[Data records for software interfaces]
Segment Open
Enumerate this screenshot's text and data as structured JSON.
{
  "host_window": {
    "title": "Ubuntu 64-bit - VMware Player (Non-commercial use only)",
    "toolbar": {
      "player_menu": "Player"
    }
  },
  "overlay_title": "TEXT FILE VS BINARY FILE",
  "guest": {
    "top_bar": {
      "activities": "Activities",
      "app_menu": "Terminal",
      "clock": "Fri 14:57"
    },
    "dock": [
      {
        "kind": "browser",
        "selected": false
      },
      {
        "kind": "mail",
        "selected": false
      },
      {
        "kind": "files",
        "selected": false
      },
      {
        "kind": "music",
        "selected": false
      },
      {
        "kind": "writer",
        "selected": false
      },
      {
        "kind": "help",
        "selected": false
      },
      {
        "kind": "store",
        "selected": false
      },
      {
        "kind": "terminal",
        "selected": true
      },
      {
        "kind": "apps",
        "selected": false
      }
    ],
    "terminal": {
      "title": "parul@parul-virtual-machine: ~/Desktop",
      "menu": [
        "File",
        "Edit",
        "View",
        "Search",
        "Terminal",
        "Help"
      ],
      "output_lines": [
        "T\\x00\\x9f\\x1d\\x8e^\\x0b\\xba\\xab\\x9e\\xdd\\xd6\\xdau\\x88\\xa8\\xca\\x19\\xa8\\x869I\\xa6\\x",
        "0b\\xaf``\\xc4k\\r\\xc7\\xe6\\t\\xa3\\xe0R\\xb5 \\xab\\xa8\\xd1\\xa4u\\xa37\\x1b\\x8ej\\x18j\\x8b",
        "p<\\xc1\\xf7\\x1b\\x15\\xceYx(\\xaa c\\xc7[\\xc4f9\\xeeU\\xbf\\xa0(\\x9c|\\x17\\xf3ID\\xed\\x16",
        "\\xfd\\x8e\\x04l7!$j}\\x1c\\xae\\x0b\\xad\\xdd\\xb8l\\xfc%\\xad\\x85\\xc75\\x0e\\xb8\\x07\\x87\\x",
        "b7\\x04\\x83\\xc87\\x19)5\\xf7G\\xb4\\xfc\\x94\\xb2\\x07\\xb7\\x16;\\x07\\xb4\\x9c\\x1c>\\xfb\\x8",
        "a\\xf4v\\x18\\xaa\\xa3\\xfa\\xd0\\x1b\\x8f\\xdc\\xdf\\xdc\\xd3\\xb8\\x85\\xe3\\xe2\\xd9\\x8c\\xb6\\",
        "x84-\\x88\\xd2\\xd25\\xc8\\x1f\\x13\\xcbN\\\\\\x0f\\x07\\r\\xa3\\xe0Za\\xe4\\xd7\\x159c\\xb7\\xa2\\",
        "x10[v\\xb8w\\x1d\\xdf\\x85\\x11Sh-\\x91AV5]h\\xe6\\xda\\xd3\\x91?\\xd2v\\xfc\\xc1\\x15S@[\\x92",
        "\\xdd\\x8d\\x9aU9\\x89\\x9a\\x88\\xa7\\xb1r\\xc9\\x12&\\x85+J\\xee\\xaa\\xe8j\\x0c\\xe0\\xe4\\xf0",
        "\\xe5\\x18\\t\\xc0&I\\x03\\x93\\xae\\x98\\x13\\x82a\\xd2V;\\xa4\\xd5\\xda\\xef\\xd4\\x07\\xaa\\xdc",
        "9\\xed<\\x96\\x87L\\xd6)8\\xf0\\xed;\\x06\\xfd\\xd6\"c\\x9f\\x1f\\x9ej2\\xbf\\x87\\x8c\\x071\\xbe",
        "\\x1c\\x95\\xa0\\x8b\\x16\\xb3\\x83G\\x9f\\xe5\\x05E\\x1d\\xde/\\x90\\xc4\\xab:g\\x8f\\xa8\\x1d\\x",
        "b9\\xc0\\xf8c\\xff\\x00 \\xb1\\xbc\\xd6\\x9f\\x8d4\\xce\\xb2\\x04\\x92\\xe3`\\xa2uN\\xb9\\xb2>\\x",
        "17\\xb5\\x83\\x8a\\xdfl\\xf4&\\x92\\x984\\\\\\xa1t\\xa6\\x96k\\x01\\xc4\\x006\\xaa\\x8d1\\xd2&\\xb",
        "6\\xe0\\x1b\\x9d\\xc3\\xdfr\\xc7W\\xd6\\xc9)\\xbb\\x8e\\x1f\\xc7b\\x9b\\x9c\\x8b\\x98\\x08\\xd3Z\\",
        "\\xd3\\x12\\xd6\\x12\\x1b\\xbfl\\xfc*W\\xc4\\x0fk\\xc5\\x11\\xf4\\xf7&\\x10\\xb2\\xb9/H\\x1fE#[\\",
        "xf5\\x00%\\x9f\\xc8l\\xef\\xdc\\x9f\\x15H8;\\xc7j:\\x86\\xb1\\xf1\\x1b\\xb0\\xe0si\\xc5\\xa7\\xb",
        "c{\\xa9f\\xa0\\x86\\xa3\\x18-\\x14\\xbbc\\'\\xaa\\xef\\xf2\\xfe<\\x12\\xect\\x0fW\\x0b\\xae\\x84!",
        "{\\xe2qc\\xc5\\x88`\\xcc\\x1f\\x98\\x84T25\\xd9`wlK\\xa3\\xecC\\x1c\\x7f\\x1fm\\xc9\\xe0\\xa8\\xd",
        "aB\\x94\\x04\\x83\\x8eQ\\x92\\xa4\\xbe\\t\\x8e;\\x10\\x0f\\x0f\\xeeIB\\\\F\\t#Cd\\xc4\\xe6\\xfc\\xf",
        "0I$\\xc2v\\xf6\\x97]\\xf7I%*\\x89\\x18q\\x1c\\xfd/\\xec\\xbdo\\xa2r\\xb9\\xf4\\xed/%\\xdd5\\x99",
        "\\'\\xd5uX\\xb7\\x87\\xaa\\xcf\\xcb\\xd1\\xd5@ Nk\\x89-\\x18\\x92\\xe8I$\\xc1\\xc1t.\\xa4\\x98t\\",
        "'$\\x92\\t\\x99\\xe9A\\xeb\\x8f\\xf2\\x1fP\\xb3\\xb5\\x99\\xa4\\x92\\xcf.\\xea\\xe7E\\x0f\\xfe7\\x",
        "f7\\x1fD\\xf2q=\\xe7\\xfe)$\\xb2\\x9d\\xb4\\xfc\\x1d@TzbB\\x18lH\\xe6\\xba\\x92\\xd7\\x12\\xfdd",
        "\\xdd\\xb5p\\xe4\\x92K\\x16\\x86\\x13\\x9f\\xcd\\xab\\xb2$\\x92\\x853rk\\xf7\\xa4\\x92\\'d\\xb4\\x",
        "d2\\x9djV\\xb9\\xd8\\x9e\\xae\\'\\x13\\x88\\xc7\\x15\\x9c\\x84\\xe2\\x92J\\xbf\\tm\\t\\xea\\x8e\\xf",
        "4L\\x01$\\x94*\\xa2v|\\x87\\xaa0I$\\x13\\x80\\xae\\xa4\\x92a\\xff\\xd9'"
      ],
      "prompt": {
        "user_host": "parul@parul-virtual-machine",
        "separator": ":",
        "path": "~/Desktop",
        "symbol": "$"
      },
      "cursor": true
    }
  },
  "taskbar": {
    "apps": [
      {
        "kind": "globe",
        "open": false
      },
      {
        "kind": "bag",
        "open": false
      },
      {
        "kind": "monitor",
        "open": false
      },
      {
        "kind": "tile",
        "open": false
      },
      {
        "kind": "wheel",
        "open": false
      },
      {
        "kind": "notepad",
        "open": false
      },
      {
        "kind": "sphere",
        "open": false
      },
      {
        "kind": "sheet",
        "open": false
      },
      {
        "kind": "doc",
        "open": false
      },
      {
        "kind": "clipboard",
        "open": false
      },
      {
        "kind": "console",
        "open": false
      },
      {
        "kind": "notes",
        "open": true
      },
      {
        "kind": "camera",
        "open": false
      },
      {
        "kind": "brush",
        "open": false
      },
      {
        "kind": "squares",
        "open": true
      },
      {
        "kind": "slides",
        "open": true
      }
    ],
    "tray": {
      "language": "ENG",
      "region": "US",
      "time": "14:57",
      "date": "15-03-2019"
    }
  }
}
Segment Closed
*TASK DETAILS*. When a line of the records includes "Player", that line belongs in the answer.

*WRITTEN ANSWER*.
    "title": "Ubuntu 64-bit - VMware Player (Non-commercial use only)",
      "player_menu": "Player"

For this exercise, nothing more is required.